  • The MS solution to the Apache problem: Windows 2000 will have a simple (lightweight?) web server - very easy to setup and maintain. This will be "integrated" into the operating system, just as Internet Explorer was in Win98.
  • This MS web server will also be available as a free download, for use on Win95 and Win98 machines. This is done purely to spread it and populate it everywhere - make use of the existing Windows userbase, since the Windows 2000 upgrade (read: migration) will take some time. Have you counted how many pirate MP3 sites use primitive FTP servers running on Windows ? The installed user base of Windows machines runs into the 100s of millions, while Linux and other UNIXes that run Apache are only a small percentage of that.
  • This new free MS web server will not be as fast, or feature rich as their current IIS server. They still want to make some money out of it. People will be easier to convince to upgrade from the free server to IIS after being used to a Microsoft product. Even if the free web server eats into their IIS sales, their thinking is that it is at least a Microsoft web server and not Apache...
  • ... which leads us to: Microsoft will add some Internet Explorer-only features into their new web server (small at first), thus attempting to control the server and client side at the same time. Using Netscape to access the web server ? Too bad it won't do SomeCoolNewFeature - normal people and Windows geeks won't be impressed...
  • The new free web server / Windows 2000 combination will reduce the appeal of Apache, and hence, Linux (sinceit is the primary platform on which Apache runs on). The main attraction of Linux/Apache is the price and functionality. To most people, its Open SourceNess is a secondary bonus. Microsoft understands this and is attempting to weave a self-fullfilling prophecy of "Linux is only a fad". Stability is of course important, but Microsoft's Marketing Power (tm) will make sure that this is non-issue when the advertising (read: hype) campaign starts for Windows 2000.
  • Attacking Apache with this kind of tactic is not legally painful as integrating the browser was. After all, Apache isn't made by a company. To the legal system and Microsoft, Apache came out of the ether and its secretary is a website.
  • Overall, this strategy isn't much different from what Microsoft did to Netscape. MS is yet again leveraging the Windows installed user base to counter a new threat: Open Source Software. But this threat is of much greater importance and greater stakes are at play here. They know OSS works. They know it has better stuff than they make. They know it develops quicker. They are scared of becoming obsolete. But most of all they are scared of not being on top, not being able to dictate. Not being able to control.

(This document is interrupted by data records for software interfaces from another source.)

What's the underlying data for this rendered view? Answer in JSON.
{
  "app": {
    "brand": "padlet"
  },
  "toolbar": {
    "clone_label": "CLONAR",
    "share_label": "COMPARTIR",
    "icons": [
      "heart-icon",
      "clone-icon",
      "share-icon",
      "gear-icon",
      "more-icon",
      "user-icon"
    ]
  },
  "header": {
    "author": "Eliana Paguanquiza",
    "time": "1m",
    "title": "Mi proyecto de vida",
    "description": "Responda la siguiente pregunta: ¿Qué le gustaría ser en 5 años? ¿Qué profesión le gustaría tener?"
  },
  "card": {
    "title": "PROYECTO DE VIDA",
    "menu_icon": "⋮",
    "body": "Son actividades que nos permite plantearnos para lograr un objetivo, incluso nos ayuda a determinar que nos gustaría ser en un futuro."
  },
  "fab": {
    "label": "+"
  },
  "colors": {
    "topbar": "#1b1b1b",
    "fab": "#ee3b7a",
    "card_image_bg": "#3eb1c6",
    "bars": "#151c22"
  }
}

  • Fix the performance problems in the Linux kernel and Apache as soon as possible, to create yet another viable technical reason for choosing Linux/Apache over Microsoft products and take the wind out the sails of Microsoft's PR benchmark department.
  • Increase the population of Linux before Windows 2000 is released by having a good office suite for Linux (KOffice and Corel Office are good candidates).

Final Thoughts:
Steve Ballmer on Linux: "one of the five problems, which employ me before falling asleep. But I sleep nevertheless still quite well."

Let's make him sleep unwell.